My critique of his argument falls on the level of semiotics. I believe he has confused the 'sign' for the 'object' it should represent. His argument is largely based on the *style* of the icon. He believes that *how* one represents Christ and the saints (the artistic style) is an indication of its inner essence. This would be like saying that the letters T-R-E-E can only represent that large thing with a trunk, limbs, and leaves if they are written in New Times Roman, but if you write those letters in Arial, for example, you no longer are talking about the same thing. This, of course, doesn’t hold up. I would argue that what matters for iconography is the composition of the figures so that it continues to illustrate a precise theological point. In short, I’m saying as long as the letters are T-R-E-E, the style, or font, doesn’t matter. What matters is that it still points to the same object (or theological idea).


One could further illustrate this point by pointing to an image I’ve seen of a pagan god – I believe he had antlers coming from his head. The catch is, however, that this pagan god was painted in the Byzantine style. Just because it adheres to the traditional style of iconography, does not mean that it points to an Orthodox theological truth.


My second objection to this work is the use of “Byzantine.” Because this is also the word used for the Eastern Roman Empire, I’m hesitant to tie religious painting to a fallen empire because worshipers around the world are still praying before these works of art. In short I see “Byzantine” as a political word, and I wish he would have stressed the connection of this art with the Orthodox Church. My preference would have been to simply call this art, “iconography.” Also, by using the word “Byzantine,” he’s able to stress a particular style over other styles (for example, what’s called Russian mannerism – the style of Andrei Rublev). Where does Russian, Bulgarian, Serbian, Romanian, etc. iconography fit into his thesis?

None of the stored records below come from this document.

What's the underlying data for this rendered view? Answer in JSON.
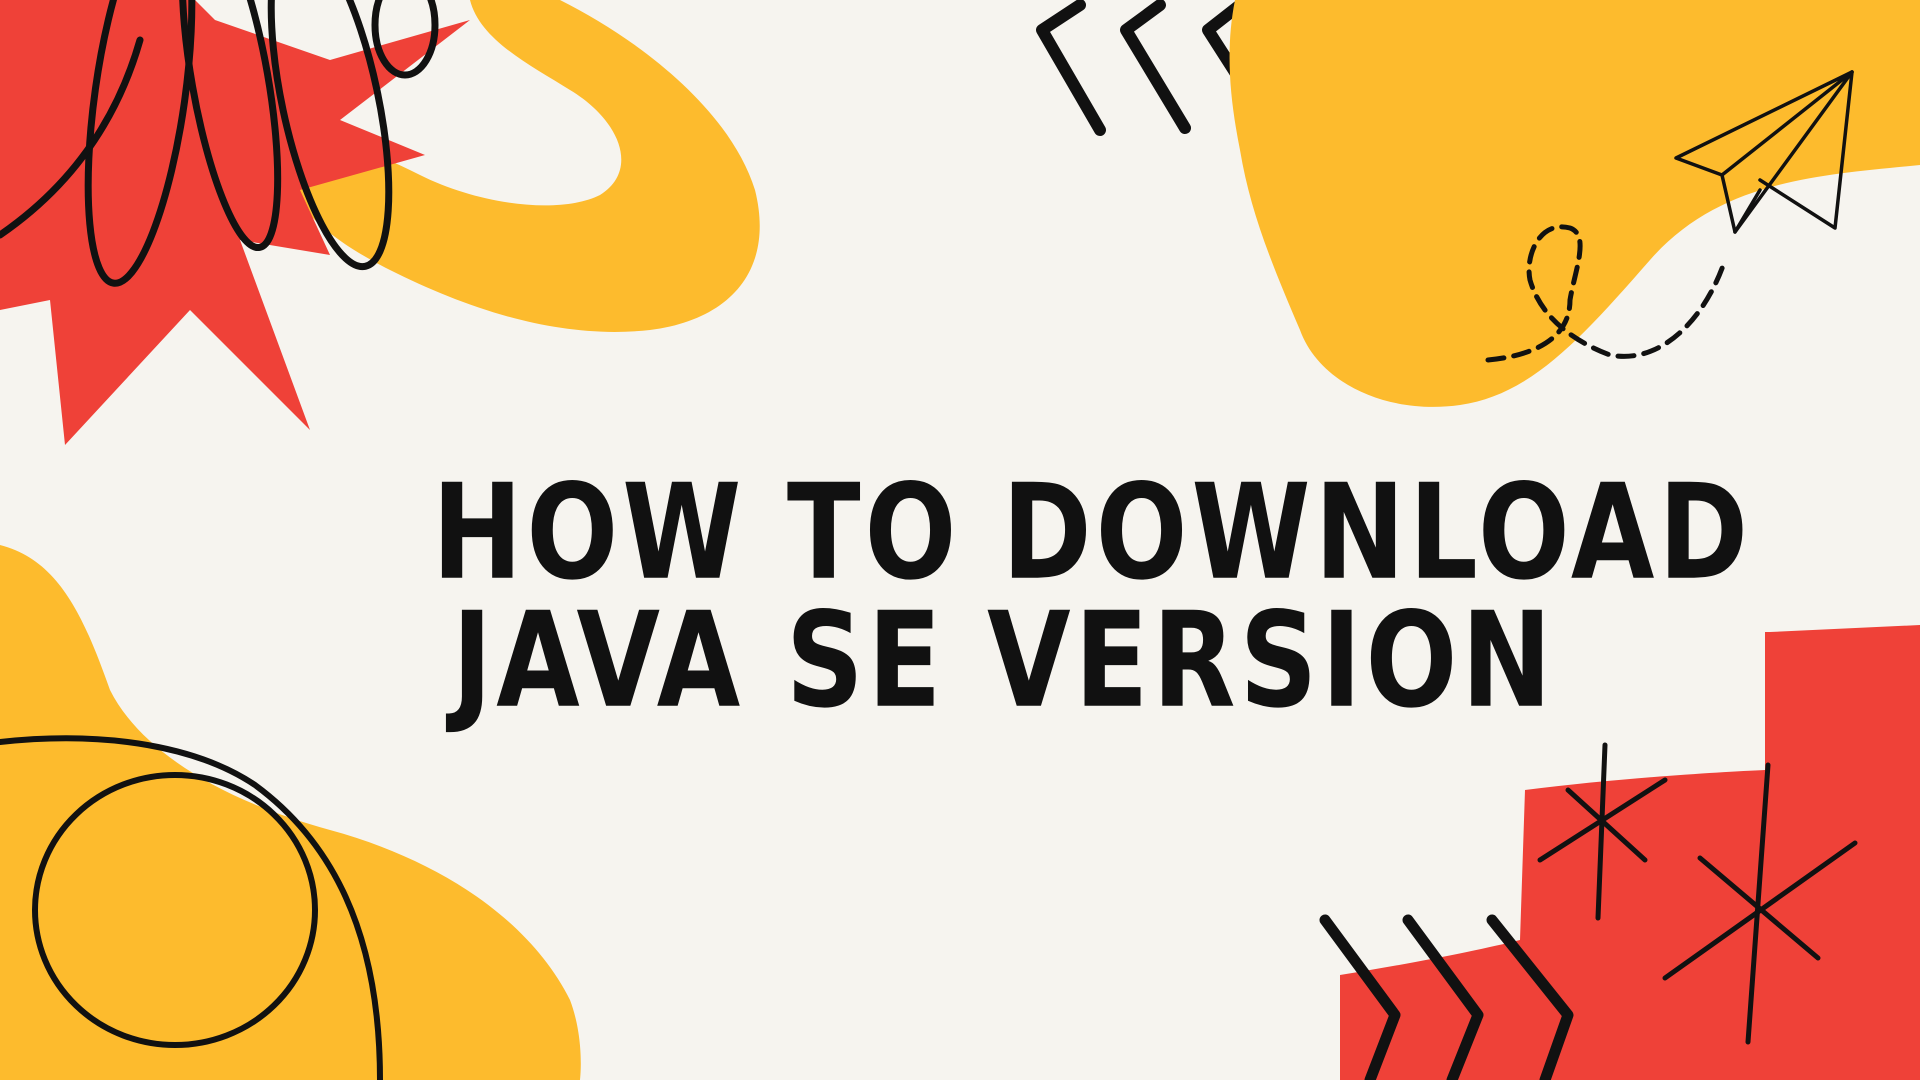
{
  "title": {
    "line1": "HOW TO DOWNLOAD",
    "line2": "JAVA SE VERSION"
  },
  "colors": {
    "background": "#f6f4ef",
    "yellow": "#fdbb2d",
    "red": "#ef4138",
    "ink": "#111111"
  },
  "decorations": [
    "red-starburst-icon",
    "yellow-swirl-blob",
    "scribble-loops-icon",
    "chevrons-left-icon",
    "paper-plane-icon",
    "dashed-loop-trail-icon",
    "yellow-blob-bottom-left",
    "circle-scribble-icon",
    "red-square-blob",
    "chevrons-right-icon",
    "sparkle-star-icon"
  ]
}
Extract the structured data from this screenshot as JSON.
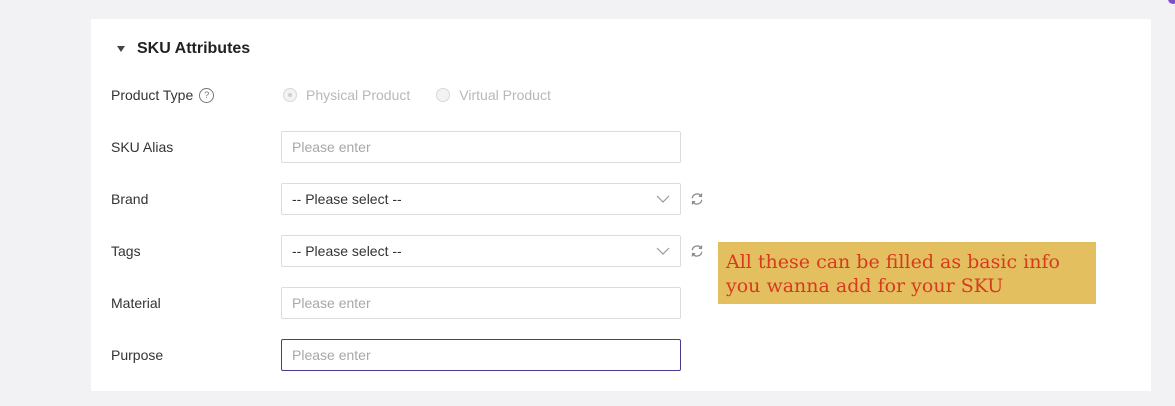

The third objection to this work is that most of his essays are simply an exercise of name-dropping. For example, the chapters on Mt. Athos, Yugoslavia, Bulgaria, and the various chapters about the icons of different feasts, are simply catalogs of where particular icons exist, who painted them, and what they look like. There’s very little explanation – theological or otherwise – that draws the reader deeper into the “mystery,” as he might say. I would ask, to what do these particular icons point? What is their meaning?


One discussion that I thought was worthwhile was the discussion about the Greeks under the Ottomans. Here he makes a connection between icons of suffering (the crucifixion, extreme humility, poor Lazarus, etc.) and the suffering of the people under their political suppressors. This is an interesting idea, and I would like to see it fleshed out a bit.


In short, if you’re really into iconography, you may want to check this book out. However, if you’re new to iconography and you’re looking for an introduction that really explains the theology of icons, how to understand them, and how they are used by the Orthodox Church, you may want to look elsewhere.